Notes: Acre-feet is a measure of water volume equivalent to 325,851 gallons. One acre-foot of water covers one acre of land (about the size of a football field) one foot deep. Cubic feet per second (cfs) is a measure of water volume flow equivalent to approximately 7.5 gallons.

Land Use Affects How Water Flows 

When land is developed, soil and vegetation are often replaced with impervious surfaces such as roads, sidewalks, and buildings, which prevent water from infiltrating into the ground and cause water to run off quickly. This results in higher peak flows during storm events and can cause flooding and erosion downstream. In contrast, natural vegetation and soil can absorb and slow down water, reducing the amount and speed of runoff. 

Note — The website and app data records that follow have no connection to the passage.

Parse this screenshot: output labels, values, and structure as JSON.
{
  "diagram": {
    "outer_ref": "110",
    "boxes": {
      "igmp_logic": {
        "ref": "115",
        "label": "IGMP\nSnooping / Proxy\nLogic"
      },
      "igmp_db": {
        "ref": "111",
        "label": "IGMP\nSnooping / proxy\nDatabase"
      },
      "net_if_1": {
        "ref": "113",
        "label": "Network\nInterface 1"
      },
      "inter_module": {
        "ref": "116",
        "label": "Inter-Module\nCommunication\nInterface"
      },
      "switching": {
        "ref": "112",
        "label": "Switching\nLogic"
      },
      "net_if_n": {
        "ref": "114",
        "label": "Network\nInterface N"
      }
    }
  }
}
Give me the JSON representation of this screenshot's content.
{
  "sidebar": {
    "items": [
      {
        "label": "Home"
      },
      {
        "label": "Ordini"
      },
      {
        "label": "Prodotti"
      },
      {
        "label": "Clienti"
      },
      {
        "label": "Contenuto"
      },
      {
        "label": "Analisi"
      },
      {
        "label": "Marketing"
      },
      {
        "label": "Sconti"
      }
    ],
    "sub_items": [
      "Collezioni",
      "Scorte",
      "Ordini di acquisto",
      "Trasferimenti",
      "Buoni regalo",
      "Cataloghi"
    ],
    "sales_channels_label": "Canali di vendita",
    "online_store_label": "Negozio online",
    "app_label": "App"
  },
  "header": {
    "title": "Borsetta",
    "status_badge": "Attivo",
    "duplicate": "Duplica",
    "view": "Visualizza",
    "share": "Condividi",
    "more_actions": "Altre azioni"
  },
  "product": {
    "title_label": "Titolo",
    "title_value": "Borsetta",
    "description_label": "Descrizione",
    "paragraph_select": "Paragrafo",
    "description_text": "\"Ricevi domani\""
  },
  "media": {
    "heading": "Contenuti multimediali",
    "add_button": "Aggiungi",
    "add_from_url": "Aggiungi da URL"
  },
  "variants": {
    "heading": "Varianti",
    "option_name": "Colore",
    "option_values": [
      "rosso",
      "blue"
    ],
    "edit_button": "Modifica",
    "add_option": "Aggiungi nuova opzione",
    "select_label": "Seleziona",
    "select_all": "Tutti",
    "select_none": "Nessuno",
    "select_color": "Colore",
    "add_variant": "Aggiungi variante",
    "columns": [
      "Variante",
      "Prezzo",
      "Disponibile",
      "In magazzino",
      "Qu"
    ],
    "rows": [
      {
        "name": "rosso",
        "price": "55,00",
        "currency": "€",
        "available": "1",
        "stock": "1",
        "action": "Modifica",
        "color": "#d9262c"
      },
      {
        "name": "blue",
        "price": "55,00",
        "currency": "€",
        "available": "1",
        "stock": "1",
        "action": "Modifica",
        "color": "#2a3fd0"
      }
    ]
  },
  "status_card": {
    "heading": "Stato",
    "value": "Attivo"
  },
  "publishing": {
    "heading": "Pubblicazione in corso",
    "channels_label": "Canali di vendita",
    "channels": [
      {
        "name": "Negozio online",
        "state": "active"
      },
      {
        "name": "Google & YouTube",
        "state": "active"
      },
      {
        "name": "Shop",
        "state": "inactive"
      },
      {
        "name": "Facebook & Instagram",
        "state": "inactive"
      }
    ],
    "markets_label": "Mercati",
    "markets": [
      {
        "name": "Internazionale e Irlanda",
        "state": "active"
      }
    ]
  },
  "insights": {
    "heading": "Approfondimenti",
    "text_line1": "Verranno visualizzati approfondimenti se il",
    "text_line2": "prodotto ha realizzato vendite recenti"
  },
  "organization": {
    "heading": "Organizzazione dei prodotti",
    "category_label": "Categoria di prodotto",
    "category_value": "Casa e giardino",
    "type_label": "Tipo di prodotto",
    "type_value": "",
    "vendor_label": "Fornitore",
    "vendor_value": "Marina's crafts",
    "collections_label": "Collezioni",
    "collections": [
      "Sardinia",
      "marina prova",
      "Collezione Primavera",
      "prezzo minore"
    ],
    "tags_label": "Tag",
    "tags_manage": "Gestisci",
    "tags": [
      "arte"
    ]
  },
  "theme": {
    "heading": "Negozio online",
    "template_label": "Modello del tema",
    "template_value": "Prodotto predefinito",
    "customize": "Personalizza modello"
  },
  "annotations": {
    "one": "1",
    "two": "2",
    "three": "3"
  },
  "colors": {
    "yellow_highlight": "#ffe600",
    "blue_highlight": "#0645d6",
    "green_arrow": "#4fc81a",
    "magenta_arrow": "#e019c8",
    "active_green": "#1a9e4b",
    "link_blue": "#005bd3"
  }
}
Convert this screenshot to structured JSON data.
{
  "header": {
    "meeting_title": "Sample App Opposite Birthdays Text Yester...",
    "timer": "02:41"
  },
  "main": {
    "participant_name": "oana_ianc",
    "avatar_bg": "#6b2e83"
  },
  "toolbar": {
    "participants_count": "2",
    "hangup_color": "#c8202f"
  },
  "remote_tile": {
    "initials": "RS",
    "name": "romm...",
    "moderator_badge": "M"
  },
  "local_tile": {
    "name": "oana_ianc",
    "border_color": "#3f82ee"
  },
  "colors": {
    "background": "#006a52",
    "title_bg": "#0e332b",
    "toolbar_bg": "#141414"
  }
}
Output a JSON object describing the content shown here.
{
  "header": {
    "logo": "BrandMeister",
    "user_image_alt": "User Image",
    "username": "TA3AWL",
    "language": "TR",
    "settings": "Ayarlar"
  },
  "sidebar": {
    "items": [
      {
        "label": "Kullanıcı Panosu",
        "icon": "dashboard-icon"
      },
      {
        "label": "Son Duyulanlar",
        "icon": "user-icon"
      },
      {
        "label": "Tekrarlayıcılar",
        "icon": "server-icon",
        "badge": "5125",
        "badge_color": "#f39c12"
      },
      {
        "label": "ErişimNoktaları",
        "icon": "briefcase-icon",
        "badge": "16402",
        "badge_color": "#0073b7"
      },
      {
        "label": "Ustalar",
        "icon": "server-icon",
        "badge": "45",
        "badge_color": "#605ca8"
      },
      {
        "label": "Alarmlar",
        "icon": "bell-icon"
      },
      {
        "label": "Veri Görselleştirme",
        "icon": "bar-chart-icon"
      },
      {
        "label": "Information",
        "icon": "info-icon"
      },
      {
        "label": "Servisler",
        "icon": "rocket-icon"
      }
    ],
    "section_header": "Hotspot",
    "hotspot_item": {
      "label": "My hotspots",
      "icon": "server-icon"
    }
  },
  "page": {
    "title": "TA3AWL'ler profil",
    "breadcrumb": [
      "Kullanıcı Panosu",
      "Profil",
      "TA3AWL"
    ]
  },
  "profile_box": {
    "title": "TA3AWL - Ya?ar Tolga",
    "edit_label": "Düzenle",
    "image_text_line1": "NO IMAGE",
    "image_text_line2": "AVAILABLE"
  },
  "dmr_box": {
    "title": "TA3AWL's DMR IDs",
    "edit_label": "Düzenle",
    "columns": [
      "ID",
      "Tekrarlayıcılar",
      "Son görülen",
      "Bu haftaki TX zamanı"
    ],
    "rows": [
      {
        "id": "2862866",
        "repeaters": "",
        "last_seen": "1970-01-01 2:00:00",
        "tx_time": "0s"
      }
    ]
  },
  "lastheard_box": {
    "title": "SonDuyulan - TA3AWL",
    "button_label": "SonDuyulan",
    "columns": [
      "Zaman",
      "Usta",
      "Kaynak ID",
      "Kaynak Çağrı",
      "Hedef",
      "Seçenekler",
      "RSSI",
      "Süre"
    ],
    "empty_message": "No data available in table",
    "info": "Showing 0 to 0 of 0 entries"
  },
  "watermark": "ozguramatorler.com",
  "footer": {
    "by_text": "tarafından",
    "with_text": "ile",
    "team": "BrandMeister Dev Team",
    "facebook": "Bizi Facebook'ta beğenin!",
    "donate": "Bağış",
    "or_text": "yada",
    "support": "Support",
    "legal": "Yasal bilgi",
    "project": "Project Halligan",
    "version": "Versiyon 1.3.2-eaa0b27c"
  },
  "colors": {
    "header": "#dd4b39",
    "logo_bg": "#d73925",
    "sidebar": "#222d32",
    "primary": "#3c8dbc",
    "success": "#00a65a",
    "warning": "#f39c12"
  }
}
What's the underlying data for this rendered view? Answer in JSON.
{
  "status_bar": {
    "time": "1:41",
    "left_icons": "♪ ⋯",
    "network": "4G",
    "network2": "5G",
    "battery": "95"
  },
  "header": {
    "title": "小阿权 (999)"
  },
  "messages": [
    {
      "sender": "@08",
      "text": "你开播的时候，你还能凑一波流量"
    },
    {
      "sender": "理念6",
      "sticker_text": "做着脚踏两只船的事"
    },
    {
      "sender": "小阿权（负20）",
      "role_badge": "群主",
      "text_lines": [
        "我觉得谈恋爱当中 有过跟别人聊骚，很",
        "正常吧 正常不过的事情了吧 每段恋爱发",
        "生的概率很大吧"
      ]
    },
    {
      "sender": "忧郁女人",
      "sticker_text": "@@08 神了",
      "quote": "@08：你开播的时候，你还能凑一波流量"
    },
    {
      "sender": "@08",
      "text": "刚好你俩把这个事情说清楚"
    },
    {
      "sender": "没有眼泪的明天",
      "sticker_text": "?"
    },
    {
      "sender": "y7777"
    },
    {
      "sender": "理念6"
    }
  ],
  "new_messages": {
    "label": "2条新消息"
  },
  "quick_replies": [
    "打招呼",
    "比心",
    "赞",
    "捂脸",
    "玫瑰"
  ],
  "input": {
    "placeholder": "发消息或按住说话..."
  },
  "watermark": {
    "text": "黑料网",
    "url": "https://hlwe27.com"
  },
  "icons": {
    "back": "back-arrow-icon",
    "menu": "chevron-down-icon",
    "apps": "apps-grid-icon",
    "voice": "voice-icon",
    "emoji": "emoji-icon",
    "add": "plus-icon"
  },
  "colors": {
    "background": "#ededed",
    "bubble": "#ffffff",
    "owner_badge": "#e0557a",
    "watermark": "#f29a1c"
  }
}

MCWD works closely with land use decision makers to integrate water resource and land use planning and factors the amount and timing of runoff into Gray’s Bay Dam operations, stormwater management, and strategic capital projects across the watershed. 

The graphic below shows the distribution of high and low runoff land use across the Upper Watershed, Lake Minnetonka, and Minnehaha Creek subwatershed. Each square is equal to about 5 acres of land. 

The Upper Watershed is dominated by wetlands, agricultural land, and open water. These land uses contribute to relatively low runoff.

Lake Minnetonka is the largest lake in the Twin Cities metro. With low density development being a primary land use around Lake Minnetonka, this area contributes relatively low runoff. 

Minnehaha Creek subwatershed is highly urbanized. Its transportation, industrial, and commercial and residential land uses contribute high runoff.